**ABOUT THIS TASK:** Retype every entry precisely and keep each line whole.

**DATASET:**
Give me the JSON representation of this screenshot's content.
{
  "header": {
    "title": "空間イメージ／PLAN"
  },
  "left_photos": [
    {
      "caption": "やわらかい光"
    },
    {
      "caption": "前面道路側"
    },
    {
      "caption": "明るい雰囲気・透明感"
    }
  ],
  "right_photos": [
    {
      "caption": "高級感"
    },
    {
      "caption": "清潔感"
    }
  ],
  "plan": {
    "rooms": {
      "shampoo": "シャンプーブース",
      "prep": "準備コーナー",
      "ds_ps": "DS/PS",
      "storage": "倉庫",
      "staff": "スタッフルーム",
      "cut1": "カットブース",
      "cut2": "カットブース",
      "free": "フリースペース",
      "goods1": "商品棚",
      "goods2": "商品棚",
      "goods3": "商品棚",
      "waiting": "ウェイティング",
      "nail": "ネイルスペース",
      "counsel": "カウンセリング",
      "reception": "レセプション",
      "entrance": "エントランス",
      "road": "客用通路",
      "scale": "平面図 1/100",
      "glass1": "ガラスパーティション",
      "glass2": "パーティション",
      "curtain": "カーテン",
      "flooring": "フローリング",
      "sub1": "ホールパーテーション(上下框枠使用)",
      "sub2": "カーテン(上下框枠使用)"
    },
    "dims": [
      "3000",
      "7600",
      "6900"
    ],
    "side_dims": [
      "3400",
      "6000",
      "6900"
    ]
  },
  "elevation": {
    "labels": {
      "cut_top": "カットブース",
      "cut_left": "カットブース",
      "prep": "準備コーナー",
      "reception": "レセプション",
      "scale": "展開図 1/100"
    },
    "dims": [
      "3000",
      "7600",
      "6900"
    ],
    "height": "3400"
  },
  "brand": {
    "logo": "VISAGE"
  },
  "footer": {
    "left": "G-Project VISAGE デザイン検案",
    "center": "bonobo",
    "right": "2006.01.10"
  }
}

**SOLUTION BELOW:**
Give me the JSON representation of this screenshot's content.
{
  "header": {
    "title": "空間イメージ／PLAN"
  },
  "left_photos": [
    {
      "caption": "やわらかい光"
    },
    {
      "caption": "前面道路側"
    },
    {
      "caption": "明るい雰囲気・透明感"
    }
  ],
  "right_photos": [
    {
      "caption": "高級感"
    },
    {
      "caption": "清潔感"
    }
  ],
  "plan": {
    "rooms": {
      "shampoo": "シャンプーブース",
      "prep": "準備コーナー",
      "ds_ps": "DS/PS",
      "storage": "倉庫",
      "staff": "スタッフルーム",
      "cut1": "カットブース",
      "cut2": "カットブース",
      "free": "フリースペース",
      "goods1": "商品棚",
      "goods2": "商品棚",
      "goods3": "商品棚",
      "waiting": "ウェイティング",
      "nail": "ネイルスペース",
      "counsel": "カウンセリング",
      "reception": "レセプション",
      "entrance": "エントランス",
      "road": "客用通路",
      "scale": "平面図 1/100",
      "glass1": "ガラスパーティション",
      "glass2": "パーティション",
      "curtain": "カーテン",
      "flooring": "フローリング",
      "sub1": "ホールパーテーション(上下框枠使用)",
      "sub2": "カーテン(上下框枠使用)"
    },
    "dims": [
      "3000",
      "7600",
      "6900"
    ],
    "side_dims": [
      "3400",
      "6000",
      "6900"
    ]
  },
  "elevation": {
    "labels": {
      "cut_top": "カットブース",
      "cut_left": "カットブース",
      "prep": "準備コーナー",
      "reception": "レセプション",
      "scale": "展開図 1/100"
    },
    "dims": [
      "3000",
      "7600",
      "6900"
    ],
    "height": "3400"
  },
  "brand": {
    "logo": "VISAGE"
  },
  "footer": {
    "left": "G-Project VISAGE デザイン検案",
    "center": "bonobo",
    "right": "2006.01.10"
  }
}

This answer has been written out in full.